Microsoft revealed that it had discovered a hacking group linked to the Iranian government had already tried to hack into the emails of one of the 2020 presidential campaigns.
In a blog post Friday, Microsoft Corporate Vice President of Customer Service & Trust Tom Burt explained that his company had "recently seen significant cyber activity by a threat group we call Phosphorus, which we believe originates from Iran and is linked to the Iranian government."
Phosphorus had tried to gain access to Microsoft customer email 2,700 times. It specifically targeted accounts belonging to "a U.S. presidential campaign, current and former U.S. government officials, journalists covering global politics and prominent Iranians living outside Iran."
Phosphorus were successful in four cases. However, Microsoft did not specify which cases those were, beyond saying that "these four accounts were not associated with the U.S. presidential campaign or current and former U.S. government officials."
In this attempt, rather than using sophisticated methods Phosphorus used backup email accounts and similar methods to reset users's passwords, or to try to initiate an account recovery. However, Burt warned readers not to dismiss this attack simply because the methods were simplistic.
"While the attacks we're disclosing today were not technically sophisticated, they attempted to use a significant amount of personal information both to identify the accounts belonging to their intended targets and in a few cases to attempt attacks," Burt wrote. "This effort suggests Phosphorus is highly motivated and willing to invest significant time and resources engaging in research and other means of information gathering."

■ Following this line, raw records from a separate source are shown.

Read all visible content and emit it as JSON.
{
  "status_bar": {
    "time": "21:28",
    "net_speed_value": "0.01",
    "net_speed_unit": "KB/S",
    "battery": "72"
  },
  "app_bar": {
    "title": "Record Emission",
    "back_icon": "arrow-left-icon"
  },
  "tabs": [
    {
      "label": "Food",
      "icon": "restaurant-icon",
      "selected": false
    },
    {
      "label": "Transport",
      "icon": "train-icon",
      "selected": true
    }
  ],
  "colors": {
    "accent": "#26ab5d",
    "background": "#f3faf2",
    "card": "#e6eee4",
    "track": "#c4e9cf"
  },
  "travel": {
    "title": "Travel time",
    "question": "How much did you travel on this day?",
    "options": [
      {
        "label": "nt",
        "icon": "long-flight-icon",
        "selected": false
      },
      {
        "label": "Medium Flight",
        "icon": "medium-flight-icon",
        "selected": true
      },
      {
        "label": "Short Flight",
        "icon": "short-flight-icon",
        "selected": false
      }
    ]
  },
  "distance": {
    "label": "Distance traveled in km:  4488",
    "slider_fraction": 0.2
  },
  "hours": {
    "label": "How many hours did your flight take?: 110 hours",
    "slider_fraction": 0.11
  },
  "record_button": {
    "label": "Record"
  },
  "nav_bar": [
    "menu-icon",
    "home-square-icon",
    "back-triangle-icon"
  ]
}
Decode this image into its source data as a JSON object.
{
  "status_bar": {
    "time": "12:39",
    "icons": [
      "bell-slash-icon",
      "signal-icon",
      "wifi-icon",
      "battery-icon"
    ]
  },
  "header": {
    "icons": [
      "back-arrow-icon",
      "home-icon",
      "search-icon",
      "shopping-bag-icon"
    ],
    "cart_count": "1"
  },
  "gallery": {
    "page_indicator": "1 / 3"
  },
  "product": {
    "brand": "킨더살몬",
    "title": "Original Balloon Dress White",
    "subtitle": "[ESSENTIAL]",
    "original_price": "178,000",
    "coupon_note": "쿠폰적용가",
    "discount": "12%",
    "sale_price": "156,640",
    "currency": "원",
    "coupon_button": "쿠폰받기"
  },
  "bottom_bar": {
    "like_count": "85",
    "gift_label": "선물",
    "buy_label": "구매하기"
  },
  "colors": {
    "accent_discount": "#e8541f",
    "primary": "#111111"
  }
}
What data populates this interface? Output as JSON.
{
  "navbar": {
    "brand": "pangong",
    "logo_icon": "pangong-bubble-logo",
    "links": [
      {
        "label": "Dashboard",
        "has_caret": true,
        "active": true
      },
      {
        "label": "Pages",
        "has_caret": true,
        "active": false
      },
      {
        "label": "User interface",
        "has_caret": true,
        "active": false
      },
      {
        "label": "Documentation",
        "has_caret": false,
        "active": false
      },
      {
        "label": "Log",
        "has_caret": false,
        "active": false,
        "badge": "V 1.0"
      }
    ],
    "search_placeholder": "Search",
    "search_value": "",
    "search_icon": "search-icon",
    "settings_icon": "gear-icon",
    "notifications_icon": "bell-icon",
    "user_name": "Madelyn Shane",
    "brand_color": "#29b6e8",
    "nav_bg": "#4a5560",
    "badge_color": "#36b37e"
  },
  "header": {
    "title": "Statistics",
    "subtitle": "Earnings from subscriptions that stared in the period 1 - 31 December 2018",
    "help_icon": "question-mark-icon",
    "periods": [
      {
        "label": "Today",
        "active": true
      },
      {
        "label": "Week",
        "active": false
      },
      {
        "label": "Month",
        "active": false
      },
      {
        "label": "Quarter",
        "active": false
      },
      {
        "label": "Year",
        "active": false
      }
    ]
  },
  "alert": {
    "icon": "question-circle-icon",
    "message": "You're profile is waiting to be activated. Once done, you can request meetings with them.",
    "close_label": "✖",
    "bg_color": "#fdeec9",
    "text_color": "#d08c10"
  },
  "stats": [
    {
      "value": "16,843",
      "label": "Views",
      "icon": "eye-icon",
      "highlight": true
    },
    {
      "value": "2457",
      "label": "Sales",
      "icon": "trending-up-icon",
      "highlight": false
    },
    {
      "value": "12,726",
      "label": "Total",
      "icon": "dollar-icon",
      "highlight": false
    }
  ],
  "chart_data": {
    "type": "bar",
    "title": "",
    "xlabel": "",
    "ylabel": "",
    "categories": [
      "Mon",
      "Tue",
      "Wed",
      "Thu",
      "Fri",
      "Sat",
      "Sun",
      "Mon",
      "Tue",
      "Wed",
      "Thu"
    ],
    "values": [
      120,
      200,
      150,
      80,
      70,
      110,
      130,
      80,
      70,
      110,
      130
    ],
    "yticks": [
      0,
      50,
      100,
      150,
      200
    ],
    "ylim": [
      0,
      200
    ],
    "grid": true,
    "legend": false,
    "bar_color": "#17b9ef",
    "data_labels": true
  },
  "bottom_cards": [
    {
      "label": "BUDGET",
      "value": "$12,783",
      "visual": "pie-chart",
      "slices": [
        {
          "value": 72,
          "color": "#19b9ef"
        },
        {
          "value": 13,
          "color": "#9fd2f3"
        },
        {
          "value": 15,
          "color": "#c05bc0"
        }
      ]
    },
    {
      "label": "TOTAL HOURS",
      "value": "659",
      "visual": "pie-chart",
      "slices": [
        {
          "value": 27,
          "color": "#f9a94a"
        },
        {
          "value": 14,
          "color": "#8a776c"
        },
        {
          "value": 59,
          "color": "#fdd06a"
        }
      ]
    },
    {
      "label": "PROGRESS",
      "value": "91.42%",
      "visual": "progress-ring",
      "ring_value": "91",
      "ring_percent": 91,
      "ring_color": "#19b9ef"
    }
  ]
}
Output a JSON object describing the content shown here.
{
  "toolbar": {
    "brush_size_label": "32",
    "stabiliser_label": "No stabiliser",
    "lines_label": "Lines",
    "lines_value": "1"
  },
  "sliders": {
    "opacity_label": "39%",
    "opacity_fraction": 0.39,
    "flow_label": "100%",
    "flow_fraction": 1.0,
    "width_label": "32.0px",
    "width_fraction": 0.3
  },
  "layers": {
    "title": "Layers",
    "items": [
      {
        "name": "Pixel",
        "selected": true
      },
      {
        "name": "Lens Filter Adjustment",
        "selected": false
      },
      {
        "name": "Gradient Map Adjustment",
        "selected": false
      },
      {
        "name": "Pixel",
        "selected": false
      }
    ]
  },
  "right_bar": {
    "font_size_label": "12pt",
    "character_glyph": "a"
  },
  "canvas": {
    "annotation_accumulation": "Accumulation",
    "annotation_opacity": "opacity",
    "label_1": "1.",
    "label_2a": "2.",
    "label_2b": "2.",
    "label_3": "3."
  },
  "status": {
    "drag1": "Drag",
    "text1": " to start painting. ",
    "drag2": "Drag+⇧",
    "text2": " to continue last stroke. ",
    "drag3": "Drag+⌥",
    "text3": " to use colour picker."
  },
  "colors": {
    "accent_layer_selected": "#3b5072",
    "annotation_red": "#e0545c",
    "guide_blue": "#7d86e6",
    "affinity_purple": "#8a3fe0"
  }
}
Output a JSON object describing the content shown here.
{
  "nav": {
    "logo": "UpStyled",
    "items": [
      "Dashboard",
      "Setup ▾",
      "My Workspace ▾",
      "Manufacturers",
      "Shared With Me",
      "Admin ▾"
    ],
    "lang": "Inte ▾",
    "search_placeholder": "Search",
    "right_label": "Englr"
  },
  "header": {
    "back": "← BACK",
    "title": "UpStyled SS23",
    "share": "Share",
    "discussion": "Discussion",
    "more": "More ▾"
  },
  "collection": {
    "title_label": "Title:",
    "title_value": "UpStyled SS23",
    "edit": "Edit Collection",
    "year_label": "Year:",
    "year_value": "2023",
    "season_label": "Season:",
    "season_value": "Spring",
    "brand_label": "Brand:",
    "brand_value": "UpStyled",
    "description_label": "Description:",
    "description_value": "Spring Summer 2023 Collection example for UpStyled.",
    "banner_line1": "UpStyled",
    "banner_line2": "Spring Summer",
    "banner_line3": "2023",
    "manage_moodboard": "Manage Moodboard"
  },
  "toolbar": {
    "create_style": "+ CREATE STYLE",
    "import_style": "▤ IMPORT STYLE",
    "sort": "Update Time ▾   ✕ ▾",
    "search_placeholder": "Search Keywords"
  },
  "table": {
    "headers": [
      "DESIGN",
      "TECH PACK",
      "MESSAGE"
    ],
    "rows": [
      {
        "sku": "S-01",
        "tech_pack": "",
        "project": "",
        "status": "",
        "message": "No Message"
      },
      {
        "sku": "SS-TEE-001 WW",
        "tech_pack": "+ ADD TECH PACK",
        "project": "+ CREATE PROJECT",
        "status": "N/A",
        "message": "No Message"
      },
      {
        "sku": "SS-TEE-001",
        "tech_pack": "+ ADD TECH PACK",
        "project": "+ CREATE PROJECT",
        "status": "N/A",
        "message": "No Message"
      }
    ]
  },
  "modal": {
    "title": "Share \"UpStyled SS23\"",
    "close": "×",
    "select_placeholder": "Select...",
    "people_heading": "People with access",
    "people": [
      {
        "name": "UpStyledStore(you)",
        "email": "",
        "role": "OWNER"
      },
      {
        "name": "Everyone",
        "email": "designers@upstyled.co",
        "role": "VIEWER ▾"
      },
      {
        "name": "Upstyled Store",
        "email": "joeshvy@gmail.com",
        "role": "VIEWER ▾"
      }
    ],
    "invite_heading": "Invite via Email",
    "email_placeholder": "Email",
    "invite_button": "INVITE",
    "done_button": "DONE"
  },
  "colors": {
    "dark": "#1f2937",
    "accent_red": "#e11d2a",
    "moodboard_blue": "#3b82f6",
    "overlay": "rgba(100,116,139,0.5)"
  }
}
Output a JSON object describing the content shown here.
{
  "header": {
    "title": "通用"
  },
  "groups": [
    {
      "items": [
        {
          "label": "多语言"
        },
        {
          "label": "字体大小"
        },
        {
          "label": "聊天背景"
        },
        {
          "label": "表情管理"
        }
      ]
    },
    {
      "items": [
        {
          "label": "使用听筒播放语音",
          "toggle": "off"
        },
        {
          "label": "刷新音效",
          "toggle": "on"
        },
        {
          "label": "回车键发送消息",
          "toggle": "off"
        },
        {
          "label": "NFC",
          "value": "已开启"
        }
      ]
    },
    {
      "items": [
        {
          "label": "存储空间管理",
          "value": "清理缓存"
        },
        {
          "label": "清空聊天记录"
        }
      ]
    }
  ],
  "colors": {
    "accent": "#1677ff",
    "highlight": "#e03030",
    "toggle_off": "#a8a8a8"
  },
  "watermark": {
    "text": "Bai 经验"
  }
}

He also encouraged all users, to secure their accounts, and urged journalists and campaign staff to check their login activity to make sure that other people were not trying to access their accounts.